In 2000, Thelma improved the quality of test samples for successful evaluations at one customer site, that resulted in business opportunities that made up 75 per cent of one company's business. Not only did she come up with appropriate samples, she also trained others to do it as well. In 2007-2008, she made such significant progress in a new project for the same company, it resulted in more than doubling the size of the business opportunity for a major project.

Right now, Thelma has more than 60 publications, patents and presentations to her credit. For winning National Chemical Technician of the Year, she'll receive $1,000, and will be presented the award at an honorary dinner at the American Chemical Society's Spring National Meeting in San Francisco, all expenses paid.

Thelma has many outside activities. She serves on the Committee on Technician Affairs, Northeast Tennessee Section.. trustee board member at the Shiloh Baptist Church, where she's also a choir member and hospitality committee member. She also serves as the Recording Secretary of the Douglass Alumni Association - Kingsport, and is the organizer for the Senior Citizen Nutrition Program.

She also has advice for future chemists and scientists.

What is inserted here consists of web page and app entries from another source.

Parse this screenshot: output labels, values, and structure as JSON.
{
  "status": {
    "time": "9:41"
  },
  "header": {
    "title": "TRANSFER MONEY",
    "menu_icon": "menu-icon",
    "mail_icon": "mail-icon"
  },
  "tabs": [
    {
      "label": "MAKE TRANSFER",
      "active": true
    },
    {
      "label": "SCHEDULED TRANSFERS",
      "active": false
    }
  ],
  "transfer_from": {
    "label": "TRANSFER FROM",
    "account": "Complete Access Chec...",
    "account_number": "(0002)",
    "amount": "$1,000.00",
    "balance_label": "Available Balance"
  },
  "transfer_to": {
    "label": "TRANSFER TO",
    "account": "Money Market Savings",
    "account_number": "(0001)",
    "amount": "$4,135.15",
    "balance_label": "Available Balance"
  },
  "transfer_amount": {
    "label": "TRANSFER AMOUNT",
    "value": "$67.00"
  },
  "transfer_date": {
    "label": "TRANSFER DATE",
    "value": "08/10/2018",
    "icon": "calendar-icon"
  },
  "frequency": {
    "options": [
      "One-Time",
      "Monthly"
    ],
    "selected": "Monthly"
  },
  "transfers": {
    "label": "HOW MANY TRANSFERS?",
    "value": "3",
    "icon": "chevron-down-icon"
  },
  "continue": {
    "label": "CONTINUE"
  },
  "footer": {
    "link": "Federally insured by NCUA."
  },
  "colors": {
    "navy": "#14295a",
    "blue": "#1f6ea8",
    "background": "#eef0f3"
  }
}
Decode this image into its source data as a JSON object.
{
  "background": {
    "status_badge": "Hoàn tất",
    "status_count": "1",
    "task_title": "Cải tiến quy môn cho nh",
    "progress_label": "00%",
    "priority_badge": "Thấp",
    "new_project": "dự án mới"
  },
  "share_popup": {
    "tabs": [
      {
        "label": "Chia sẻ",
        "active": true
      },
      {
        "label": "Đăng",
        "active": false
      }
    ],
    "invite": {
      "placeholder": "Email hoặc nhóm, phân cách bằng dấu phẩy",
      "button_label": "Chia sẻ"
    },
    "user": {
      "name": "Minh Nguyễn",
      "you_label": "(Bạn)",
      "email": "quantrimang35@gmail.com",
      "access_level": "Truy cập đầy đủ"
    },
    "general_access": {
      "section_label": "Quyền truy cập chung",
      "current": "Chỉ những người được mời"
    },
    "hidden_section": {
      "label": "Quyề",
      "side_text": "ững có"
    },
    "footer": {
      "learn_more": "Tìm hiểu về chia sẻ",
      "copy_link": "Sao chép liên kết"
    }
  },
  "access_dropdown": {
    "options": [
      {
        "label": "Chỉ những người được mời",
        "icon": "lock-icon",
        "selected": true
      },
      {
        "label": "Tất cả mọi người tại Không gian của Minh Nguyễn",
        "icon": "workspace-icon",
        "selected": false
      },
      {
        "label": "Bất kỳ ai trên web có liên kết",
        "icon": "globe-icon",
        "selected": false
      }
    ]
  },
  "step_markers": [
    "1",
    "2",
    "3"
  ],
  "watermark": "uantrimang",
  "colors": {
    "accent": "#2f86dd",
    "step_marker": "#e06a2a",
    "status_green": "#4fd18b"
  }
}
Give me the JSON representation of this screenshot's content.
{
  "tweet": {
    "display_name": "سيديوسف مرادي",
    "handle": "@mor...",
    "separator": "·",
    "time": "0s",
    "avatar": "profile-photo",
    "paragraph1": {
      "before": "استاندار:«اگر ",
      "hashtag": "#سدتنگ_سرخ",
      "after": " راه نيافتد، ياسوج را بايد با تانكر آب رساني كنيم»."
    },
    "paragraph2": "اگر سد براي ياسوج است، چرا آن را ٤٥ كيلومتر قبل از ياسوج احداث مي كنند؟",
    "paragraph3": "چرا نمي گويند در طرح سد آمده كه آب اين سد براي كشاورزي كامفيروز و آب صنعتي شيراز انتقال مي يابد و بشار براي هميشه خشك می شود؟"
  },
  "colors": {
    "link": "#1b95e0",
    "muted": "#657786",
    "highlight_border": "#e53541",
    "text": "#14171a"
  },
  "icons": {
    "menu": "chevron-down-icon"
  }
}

""Always do your best," she says, "and don't give up your goals. If something ever goes wrong, it won't be your fault if you never give up. You never know, somebody might be watching your work. Somebody certainly was watching mine, so always do your best."